=== Begin Enclosure ===

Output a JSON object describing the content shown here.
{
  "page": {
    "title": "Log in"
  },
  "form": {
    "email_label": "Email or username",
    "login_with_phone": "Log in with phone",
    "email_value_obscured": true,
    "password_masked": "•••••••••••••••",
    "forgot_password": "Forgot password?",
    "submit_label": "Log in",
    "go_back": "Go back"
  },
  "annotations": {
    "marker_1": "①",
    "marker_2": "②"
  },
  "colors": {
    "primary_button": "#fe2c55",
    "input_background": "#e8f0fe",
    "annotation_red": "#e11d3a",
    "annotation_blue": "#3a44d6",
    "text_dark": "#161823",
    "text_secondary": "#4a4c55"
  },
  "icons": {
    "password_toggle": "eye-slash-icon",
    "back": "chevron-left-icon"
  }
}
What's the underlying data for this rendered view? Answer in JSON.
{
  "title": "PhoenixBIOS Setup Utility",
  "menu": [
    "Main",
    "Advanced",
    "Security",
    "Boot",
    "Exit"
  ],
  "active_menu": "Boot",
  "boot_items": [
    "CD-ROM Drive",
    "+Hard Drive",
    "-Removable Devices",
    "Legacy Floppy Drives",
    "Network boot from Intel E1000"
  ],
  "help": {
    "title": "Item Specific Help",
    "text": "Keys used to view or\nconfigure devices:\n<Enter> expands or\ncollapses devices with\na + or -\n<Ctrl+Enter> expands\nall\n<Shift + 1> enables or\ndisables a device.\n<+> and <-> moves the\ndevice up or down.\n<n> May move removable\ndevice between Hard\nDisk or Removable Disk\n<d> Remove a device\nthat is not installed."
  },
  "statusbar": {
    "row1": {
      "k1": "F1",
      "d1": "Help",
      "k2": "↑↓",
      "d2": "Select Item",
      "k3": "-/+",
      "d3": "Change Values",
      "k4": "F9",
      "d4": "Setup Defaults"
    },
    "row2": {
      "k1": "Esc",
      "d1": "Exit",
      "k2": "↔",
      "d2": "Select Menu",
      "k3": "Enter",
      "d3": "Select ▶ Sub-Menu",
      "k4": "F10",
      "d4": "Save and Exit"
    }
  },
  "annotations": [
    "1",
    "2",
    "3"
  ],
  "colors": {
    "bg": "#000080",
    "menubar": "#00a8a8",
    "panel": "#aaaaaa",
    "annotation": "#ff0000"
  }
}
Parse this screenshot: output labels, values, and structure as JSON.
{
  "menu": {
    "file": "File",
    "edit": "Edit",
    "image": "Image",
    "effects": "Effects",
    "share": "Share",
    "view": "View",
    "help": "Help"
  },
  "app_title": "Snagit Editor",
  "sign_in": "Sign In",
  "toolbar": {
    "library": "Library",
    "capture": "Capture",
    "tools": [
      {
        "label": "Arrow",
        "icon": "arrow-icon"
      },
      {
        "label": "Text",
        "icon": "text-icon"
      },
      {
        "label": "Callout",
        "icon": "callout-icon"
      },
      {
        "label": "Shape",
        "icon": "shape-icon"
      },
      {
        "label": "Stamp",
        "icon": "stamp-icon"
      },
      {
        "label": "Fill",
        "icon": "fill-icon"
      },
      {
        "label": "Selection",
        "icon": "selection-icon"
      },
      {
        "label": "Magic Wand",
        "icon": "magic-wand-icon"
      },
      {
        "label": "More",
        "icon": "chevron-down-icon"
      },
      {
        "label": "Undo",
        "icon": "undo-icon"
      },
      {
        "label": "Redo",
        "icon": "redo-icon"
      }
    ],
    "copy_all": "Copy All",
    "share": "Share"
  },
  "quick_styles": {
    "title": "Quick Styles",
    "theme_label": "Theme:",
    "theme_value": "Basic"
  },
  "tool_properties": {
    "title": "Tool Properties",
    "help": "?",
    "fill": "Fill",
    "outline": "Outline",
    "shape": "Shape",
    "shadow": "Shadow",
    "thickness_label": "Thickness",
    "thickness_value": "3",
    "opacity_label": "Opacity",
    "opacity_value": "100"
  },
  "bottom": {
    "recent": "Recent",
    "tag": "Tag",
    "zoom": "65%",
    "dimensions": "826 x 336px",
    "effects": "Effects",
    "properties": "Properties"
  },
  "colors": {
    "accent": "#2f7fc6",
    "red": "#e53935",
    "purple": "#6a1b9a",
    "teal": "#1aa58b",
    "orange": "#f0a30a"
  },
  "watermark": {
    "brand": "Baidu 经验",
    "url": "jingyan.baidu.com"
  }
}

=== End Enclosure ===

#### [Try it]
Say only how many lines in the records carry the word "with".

#### [Answer to this problem]
2